The Blue Label Telecoms board and management "are extremely disappointed in the performance of Cell C" and have written down the value of its entire investment in Cell C to zero.
This is according to Blue Label's 2019 Integrated Annual Report published this week.
In August 2017 Blue Label Telecoms bought a 45% stake in Cell C for R5.5 billion (US$364 million). This was part of Cell C's long-awaited recapitalization, but it has not been smooth sailing since then.
In September Cell C reported a massive loss of R8 billion ($530 million) for its financial year that ended May 31, after South Africa's number three mobile operator had already alerted the market to its "financial and other challenges" back in July. (See Cell C Puts Brave Face on Massive Loss and Cell C Opens Up About Financial Challenges.)
"The board and executive management are acutely aware of the destruction of shareholder value caused primarily by our investment in Cell C. Together with Cell C's trading loss and further impairment of its property, plant and equipment and an impairment of our own investment, Blue Label recorded a net loss related to Cell C of more than R6 billion," independent non-executive chairman Larry Nestadt said in his chairman's report.
Nestadt said this was "the hardest Chairman's report I have had to write in my 25 years of serving on listed company boards."
Nestadt explained that the investment in Cell C was motivated by a defensive strategy of protecting higher margin business flow received from Cell C, the ability to extract synergistic savings and an opportunistic approach to investing in a distressed asset.
"The board were however concerned by the quantum of our investment in Cell C. We were very aware that we might be betting the farm," he said.
But the board's concerns were at the time overcome by the subsequent due diligence conducted by international experts, and the business plans and budgets presented by the then Cell C management team.
"Fairly soon after our investment of R5.5 billion ($364 million) in Cell C and a further R750 million ($49.7 million) liquidity support to the SPV structures, it became clear that the Cell C budget plan was not being met. This led to our re-examination of the business plan and budgets presented to us by the previous management team at Cell C, which had predicated our investment decision. It was evident that further capital would be required far sooner than initially expected," Nestadt explained.
Larry Nestadt, Blue Label Telecoms' independent non-executive chairman
He said the sequence of events led to "an unusually high level of board oversight" in support of the concerns of Blue Label's executive management. Cell C's board then conducted its own investigation, "which led to the early termination of certain senior management contracts".
A new management team has since been appointed with Douglas Craigie Stevenson at the helm and Nestadt said the team has developed business plans that are "more realistic and innovative."
"This turnaround strategy is starting to show encouraging results at Cell C. The transactions related to Cell C regarding the extended national roaming agreement with the MTN Group and the recapitalization by the Buffet Consortium, are progressing well and we are likely to provide further updates to our stakeholders during the remainder of the 2019 calendar year," he added.

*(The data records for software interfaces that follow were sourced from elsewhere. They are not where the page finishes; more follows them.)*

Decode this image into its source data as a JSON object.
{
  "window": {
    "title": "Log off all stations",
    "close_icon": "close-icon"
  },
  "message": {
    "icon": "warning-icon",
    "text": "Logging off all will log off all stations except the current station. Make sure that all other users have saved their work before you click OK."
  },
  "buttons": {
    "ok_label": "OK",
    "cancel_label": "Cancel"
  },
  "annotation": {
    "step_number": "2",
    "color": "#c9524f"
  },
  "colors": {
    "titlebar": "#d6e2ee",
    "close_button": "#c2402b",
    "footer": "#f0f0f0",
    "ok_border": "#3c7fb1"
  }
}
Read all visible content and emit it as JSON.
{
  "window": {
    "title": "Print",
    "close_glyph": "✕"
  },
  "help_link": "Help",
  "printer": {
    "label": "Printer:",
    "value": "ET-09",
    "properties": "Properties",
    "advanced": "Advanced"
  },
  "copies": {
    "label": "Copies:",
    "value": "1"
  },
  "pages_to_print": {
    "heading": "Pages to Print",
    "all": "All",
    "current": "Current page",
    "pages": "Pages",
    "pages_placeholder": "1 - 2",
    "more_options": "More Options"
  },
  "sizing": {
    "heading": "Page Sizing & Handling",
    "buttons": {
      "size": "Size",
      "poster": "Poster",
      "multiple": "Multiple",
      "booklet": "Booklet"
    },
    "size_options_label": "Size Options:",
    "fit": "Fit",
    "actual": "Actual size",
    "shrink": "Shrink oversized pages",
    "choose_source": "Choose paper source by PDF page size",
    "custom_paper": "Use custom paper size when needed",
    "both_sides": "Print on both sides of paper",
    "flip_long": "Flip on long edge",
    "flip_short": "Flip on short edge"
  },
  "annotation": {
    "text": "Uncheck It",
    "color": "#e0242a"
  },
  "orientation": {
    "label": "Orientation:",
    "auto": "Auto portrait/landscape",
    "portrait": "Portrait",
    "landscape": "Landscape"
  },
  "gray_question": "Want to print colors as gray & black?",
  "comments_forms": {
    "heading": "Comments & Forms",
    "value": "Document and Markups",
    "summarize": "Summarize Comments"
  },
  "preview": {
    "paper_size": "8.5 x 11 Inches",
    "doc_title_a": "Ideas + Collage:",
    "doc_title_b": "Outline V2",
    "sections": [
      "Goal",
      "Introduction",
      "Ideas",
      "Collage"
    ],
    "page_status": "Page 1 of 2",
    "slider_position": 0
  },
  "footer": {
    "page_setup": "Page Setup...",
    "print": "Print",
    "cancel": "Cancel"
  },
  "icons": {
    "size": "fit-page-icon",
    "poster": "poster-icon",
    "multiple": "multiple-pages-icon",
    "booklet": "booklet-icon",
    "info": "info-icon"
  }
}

"We remain confident that Cell C will continue to operate. However, should this not be the case, it is anticipated that the loss in revenue from trading with Cell C ordinary business with the Group would equate to approximately a 25% reduction in net profit after tax. This business would however revert to the other mobile operators, in which case Blue Label is likely to be able to recover some of this business, albeit at a lower margin."
He said the board is committed to "returning Blue Label to the cash generative business it was prior to the acquisition of Cell C. We are determined to rebuild stakeholder trust and shareholder value."
The group's stock on the Johannesburg Stock Exchange has dropped by 47.7% over the past year.
— Paula Gilbert, Editor, Connecting Africa